In a blog post, FCC chairman Tom Wheeler recently promised the American people that his agency will intervene if more states pass laws that limit community broadband networks. It's a nice promise. But remember: It's just a promise.
Wheeler's blog post is an enlightening if tardy salute to Chattanooga, Tennessee, a small town that built its own gigabit internet network before gigabit internet networks were even a thing. It was a good move for the city, where residents had grown tired of being mistreated by big cable companies, and the ultrafast internet has attracted a small but bustling tech scene. However, despite the initiative's success, Tennessee has since passed a law that limits the deployment of community broadband networks. Similar state laws exist in nearly half the country.
According to its chairman, the FCC does not like this trend. Wheeler wrote:
I believe that it is in the best interests of consumers and competition that the FCC exercises its power to preempt state laws that ban or restrict competition from community broadband. Given the opportunity, we will do so.
That's actually terrific news. Chattanooga showed the world that even a scrappy town in Tennessee could pool its resources and make ultrafast internet a public utility. They even beat Google to the punch! And so it's a travesty that so many state governments want to keep other towns from doing the same.
What remains to be seen, though, is how exactly the FCC is going to go about doing this. Cynics will wonder why the FCC is just making a promise to promote competition instead of actually promoting competition? Why wait? Why not tackle the existing laws?
You also have to remember the FCC is not an all powerful agency. Remember the time the FCC promised to preserve net neutrality, only to be told by the courts that it didn't actually have the authority to do so. Similarly -- although purely politically -- a cadre of 11 Republican senators have warned the FCC "to respect state sovereignty" and stay out of this territory. The lawmakers suggested that the FCC was going to "force taxpayer funded competition against private broadband providers." That's not quite the same thing as preempting state laws -- which is what Wheeler said he would do -- but it does make you wonder whether the FCC has the power to do anything at all.
We contacted Chairman Wheeler about his latest promise but haven't heard back yet.
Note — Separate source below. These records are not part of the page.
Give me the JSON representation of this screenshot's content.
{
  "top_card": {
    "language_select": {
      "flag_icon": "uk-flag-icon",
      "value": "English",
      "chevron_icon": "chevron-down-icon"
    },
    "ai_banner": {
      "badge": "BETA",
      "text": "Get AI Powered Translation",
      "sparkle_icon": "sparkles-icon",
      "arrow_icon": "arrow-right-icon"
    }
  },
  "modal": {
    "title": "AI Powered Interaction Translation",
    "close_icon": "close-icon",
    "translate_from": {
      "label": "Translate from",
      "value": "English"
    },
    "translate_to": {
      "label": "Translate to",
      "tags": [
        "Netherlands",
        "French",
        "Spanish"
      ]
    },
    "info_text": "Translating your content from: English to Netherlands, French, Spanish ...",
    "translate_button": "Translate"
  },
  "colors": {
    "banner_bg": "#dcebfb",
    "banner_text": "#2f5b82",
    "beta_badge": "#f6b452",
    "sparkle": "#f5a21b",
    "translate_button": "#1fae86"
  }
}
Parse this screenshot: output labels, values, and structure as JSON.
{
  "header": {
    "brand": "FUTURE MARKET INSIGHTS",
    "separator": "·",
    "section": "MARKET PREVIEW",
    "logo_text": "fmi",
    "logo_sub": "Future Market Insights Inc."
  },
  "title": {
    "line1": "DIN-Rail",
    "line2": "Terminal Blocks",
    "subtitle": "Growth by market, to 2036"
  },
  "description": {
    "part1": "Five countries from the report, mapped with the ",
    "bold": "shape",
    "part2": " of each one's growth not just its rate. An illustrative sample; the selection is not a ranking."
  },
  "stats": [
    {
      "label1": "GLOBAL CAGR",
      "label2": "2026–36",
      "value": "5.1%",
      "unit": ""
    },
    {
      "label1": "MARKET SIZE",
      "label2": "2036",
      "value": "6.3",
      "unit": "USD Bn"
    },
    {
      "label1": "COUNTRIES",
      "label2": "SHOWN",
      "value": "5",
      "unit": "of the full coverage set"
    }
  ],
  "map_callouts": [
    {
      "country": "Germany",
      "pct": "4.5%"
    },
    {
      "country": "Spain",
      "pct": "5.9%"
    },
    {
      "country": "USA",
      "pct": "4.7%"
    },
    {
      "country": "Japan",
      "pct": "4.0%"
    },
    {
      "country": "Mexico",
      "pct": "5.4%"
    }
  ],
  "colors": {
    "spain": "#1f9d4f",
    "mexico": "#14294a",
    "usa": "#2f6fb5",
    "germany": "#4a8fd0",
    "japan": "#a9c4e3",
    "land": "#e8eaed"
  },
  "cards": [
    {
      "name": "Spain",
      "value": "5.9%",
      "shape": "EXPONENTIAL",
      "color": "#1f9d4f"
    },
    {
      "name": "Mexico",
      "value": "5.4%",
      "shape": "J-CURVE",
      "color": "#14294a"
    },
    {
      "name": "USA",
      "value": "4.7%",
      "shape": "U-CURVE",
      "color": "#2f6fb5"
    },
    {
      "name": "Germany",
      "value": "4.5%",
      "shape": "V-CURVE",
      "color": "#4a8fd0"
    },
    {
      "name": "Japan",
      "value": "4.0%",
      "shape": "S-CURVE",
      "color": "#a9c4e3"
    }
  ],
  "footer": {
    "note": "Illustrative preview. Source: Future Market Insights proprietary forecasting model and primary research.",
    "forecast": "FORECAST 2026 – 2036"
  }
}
It would be a shame if the FCC is actually just making promises it can't keep in an attempt to make nice with the American people who are very angry about the agency's new new net neutrality rules. But it's inevitably refreshing to hear the FCC come up with a good idea. Now let's see if they act on it. [FCC via Consumerist]